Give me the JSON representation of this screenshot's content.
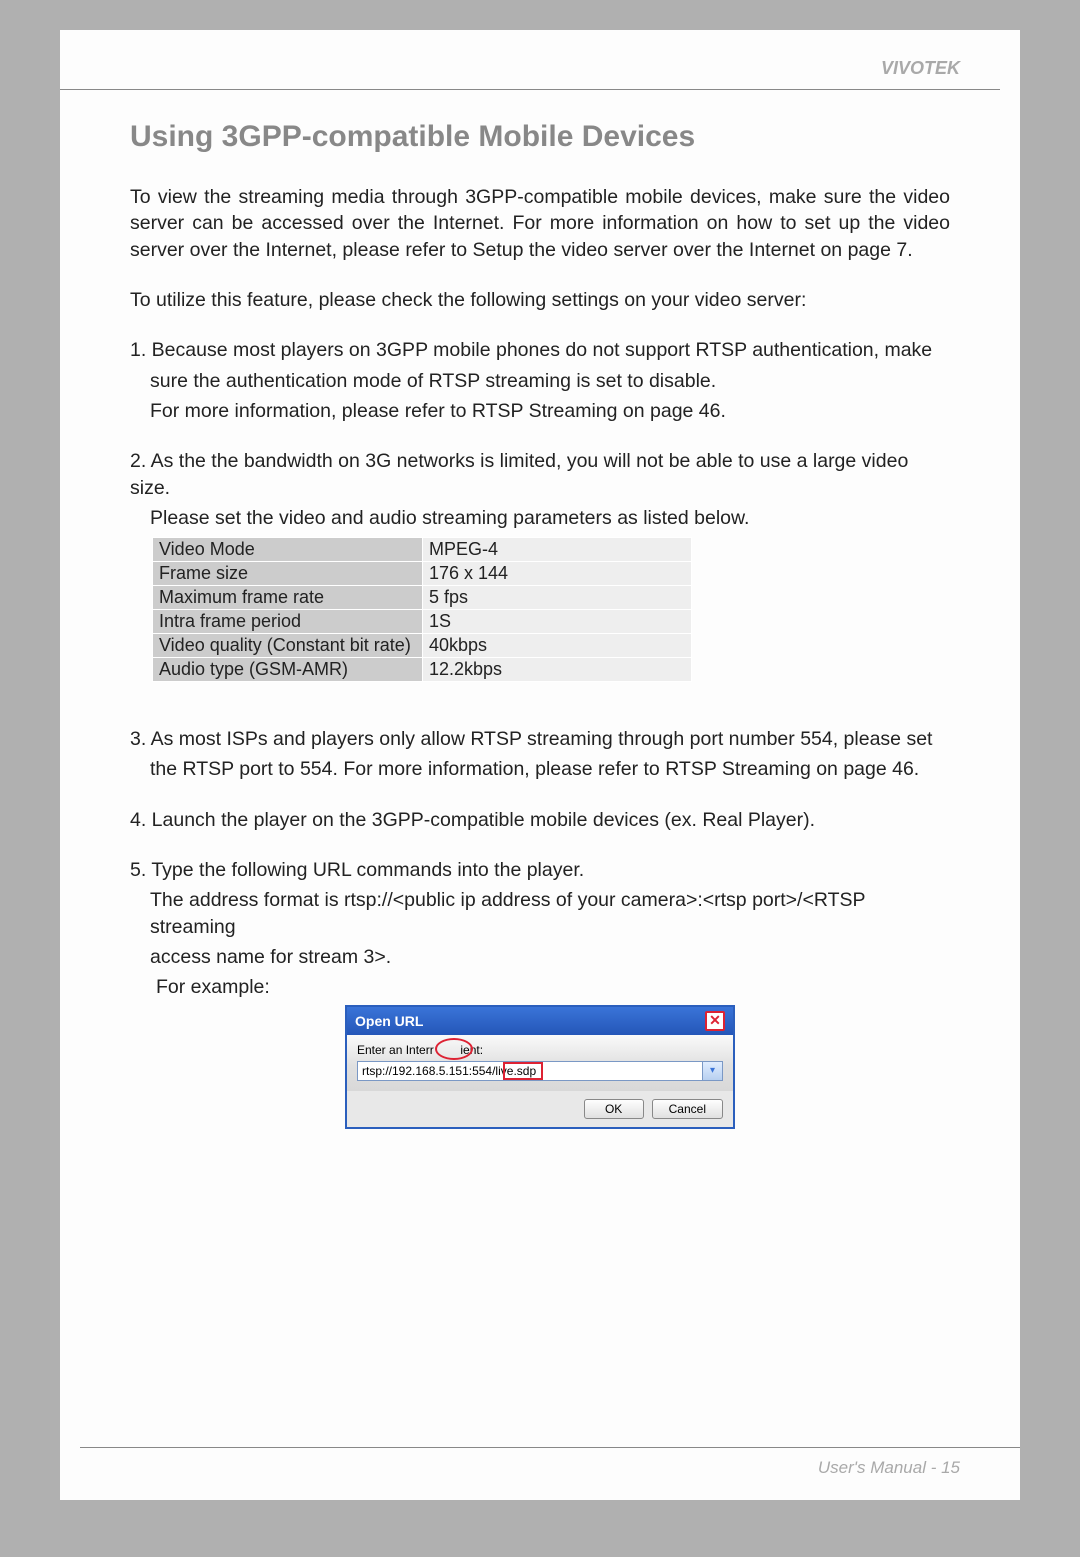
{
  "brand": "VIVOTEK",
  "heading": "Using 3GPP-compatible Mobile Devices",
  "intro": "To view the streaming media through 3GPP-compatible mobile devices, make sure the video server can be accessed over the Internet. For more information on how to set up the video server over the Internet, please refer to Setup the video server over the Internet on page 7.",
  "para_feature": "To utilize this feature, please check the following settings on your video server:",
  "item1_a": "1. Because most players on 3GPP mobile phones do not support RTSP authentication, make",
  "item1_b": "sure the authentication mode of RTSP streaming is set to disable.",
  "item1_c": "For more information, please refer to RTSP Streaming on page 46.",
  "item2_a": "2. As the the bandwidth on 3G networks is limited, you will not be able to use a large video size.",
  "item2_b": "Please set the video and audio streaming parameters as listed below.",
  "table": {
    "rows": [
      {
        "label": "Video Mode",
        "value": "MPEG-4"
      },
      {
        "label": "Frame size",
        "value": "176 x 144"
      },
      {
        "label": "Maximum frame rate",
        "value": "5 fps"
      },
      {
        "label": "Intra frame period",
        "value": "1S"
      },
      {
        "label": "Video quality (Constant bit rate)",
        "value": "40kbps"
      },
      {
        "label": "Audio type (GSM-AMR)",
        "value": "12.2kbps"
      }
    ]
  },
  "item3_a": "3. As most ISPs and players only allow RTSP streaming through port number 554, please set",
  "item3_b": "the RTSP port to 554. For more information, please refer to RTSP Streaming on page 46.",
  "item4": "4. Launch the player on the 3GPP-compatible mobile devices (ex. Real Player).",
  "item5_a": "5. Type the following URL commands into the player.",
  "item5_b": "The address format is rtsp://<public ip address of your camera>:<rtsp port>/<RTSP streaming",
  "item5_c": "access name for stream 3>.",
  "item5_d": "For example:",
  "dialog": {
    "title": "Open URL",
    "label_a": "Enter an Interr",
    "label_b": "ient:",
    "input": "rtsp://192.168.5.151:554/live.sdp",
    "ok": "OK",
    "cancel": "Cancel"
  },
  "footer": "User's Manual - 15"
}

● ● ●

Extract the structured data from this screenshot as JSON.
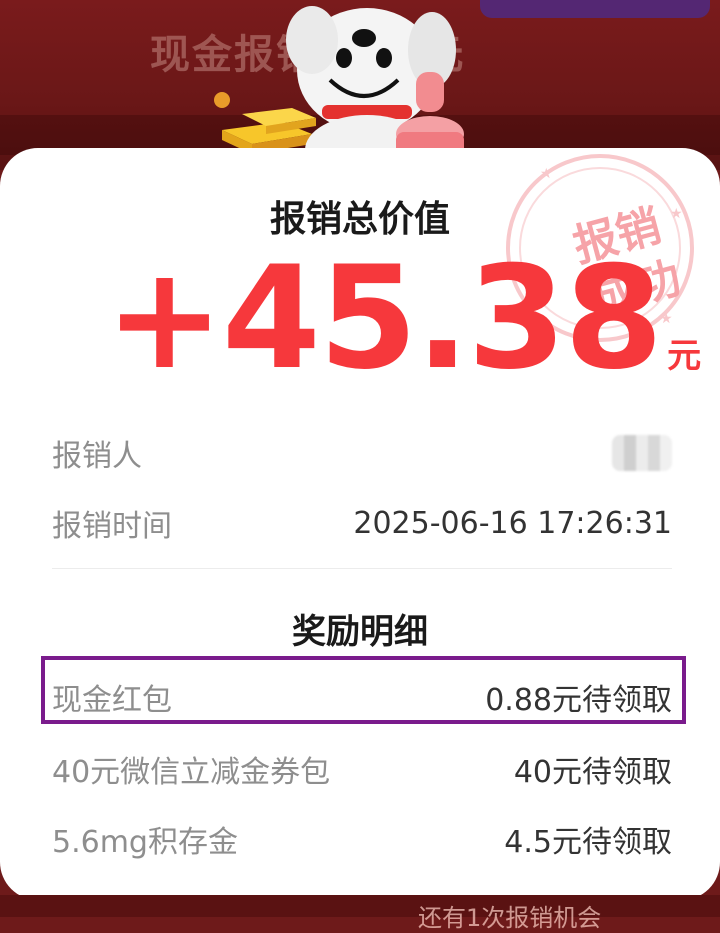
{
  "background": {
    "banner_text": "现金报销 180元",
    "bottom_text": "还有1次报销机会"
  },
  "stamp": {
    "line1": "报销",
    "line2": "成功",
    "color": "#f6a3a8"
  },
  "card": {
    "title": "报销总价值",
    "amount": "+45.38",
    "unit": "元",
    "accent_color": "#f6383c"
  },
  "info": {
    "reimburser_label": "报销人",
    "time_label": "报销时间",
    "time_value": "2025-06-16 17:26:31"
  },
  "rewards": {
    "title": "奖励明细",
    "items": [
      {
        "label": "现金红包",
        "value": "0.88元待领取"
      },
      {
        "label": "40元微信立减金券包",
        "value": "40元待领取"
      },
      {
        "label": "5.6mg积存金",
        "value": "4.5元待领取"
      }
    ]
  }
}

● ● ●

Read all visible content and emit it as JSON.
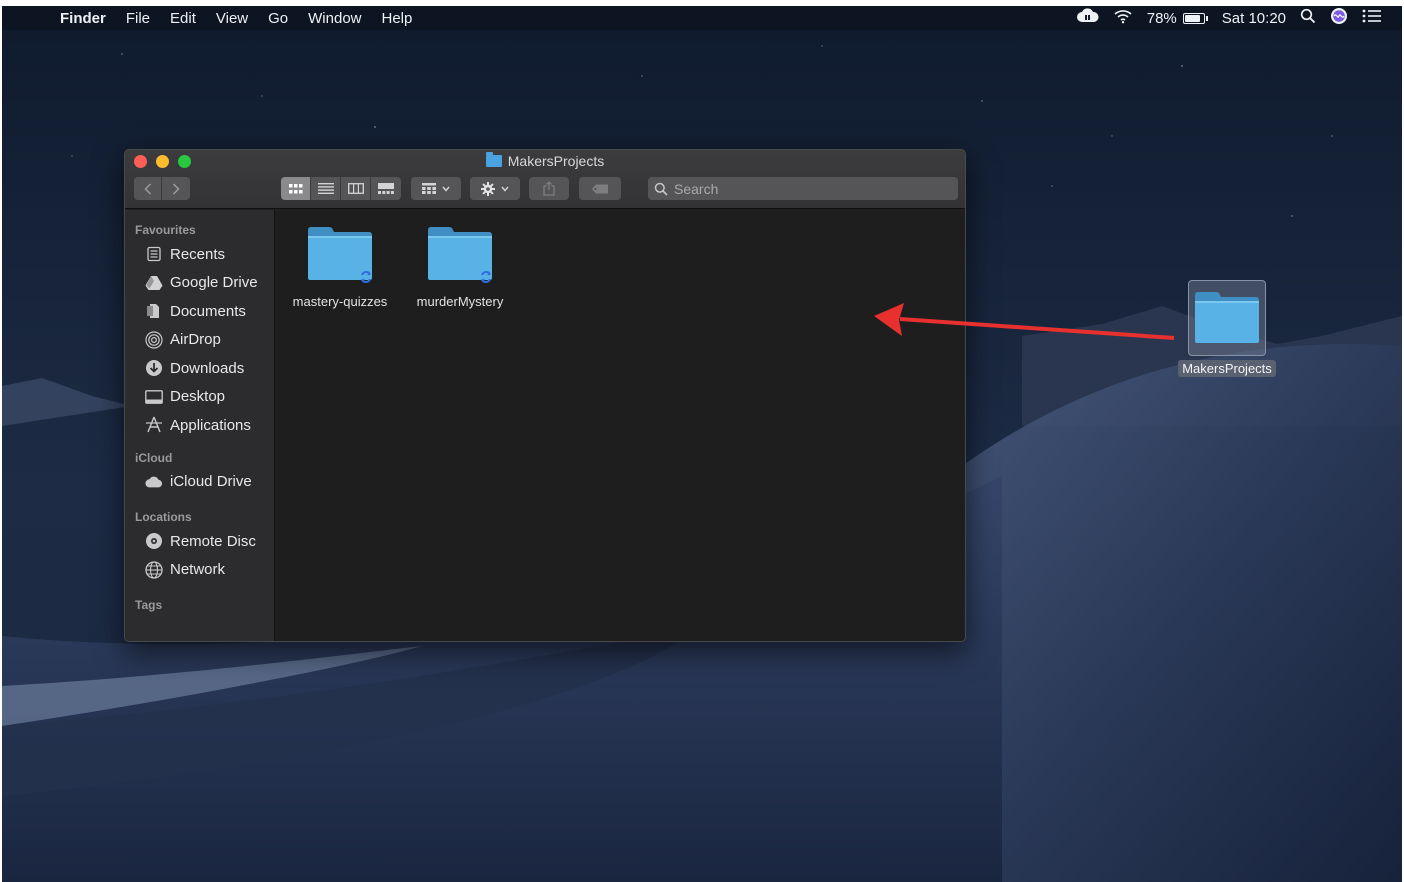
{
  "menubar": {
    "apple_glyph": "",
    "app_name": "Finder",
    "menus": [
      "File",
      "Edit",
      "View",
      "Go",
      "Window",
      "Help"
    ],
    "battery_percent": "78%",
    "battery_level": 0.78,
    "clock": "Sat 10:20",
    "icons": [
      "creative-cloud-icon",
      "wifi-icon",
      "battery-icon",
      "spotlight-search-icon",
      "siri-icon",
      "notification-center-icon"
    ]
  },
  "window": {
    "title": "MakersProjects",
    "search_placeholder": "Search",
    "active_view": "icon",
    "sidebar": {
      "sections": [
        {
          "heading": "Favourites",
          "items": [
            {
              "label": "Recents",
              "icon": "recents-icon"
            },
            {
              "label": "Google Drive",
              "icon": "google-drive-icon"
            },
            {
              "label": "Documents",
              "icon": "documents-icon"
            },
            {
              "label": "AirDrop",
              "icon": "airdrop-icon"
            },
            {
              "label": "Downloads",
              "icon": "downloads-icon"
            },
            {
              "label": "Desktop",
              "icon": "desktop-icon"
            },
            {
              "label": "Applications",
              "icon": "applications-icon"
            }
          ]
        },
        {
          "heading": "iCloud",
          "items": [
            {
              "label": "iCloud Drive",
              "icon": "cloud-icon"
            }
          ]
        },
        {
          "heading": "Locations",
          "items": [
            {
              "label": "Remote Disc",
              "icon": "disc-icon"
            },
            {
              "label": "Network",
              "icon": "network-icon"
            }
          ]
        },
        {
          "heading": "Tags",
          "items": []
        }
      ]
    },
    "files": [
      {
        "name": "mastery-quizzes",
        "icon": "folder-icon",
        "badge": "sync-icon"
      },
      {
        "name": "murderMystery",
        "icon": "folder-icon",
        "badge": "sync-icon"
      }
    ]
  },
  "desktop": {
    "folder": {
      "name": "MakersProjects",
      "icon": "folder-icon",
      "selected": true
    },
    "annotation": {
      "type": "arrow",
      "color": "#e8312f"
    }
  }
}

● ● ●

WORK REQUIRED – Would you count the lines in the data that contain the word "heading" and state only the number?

OUTPUT FOR THIS TASK – 5